Now let’s specialize to your setting of the sphere $$(S^n,g)$$ with its metric of constant sectional curvature one. Then $$R=n(n-1)$$, so $$L_2^g$$ is (proportional to) the operator you wrote down. Let $$\Phi \colon S^n \to S^n$$ be a conformal diffeomorphism; i.e. $$\Phi^\ast g = e^{2\Upsilon}g$$ for some $$\Upsilon \in C^\infty(M)$$. (Your $$\phi_t$$ is one example of a conformal diffeomorphism.) Then the volume element $$\mathrm{dv}$$ transforms by $$\label{3}\tag{3} \mathrm{dv}_{\Phi^\ast g} = e^{n\Upsilon}\mathrm{dv}_g ,$$ and so $$\lvert \det d\Phi \rvert = e^{n\Upsilon}$$. Combining Equations \eqref{1}, \eqref{2}, and \eqref{3} yields \begin{align*} (L_2^gu) \circ \Phi & = L_2^{\Phi^\ast g}(\Phi^\ast u) \\ & = \lvert \det d\Phi \rvert^{-\frac{n+2}{2n}} L_2^g \left( \lvert \det d\Phi \rvert^{\frac{n-2}{2n}} (u\circ\Phi) \right) . \end{align*} In particular, if you set $$T_\Phi u := \lvert \det d\Phi \rvert^{\frac{n-2}{2n}} (u \circ \Phi)$$ and assume $$L_2^gu = \frac{n-2}{4(n-1)}fu^{\frac{n+2}{n-2}} ,$$ then you conclude that \begin{align*} \frac{n-2}{4(n-1)}(f \circ \Phi)(T_\Phi u)^{\frac{n+2}{n-2}} & = \frac{n-2}{4(n-1)}\lvert \det d\Phi \rvert^{\frac{n+2}{2n}} (fu^{\frac{n+2}{n-2}})\circ \Phi \\ & = \lvert \det d\Phi \rvert^{\frac{n+2}{2n}} (L_2^gu) \circ \Phi \\ & = L_2^g(T_\Phi u) . \end{align*} This is precisely your equation.

• Good job! Many thans! Commented Apr 15, 2023 at 13:04
• @ Davidi Cone If you find an answer to your question correct and useful, you should accept it by clicking on the "check " sign. I think your questions are interesting. Good Luck!

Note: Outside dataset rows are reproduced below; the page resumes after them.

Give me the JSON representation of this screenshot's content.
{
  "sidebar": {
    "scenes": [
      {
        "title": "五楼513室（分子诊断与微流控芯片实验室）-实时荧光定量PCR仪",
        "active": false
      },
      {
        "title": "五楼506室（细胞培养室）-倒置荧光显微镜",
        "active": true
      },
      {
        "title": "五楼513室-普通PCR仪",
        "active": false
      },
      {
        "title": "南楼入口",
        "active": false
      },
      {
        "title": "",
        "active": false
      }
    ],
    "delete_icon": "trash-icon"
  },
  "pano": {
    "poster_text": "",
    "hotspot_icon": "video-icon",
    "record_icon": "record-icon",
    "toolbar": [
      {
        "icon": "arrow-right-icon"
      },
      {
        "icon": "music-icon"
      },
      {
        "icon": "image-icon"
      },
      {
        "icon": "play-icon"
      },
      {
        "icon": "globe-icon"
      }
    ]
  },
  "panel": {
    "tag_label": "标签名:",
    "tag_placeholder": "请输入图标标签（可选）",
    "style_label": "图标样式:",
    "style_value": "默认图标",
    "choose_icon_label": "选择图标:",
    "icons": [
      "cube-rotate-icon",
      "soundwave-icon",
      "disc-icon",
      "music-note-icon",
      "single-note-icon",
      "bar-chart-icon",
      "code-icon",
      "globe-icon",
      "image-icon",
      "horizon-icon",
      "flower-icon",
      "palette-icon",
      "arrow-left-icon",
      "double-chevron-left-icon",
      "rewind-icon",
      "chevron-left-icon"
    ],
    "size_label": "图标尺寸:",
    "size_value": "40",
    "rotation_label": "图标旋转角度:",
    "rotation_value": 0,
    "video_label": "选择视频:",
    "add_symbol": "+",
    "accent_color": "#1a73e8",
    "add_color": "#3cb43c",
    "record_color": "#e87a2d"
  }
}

– Medo
Commented Apr 25, 2023 at 15:45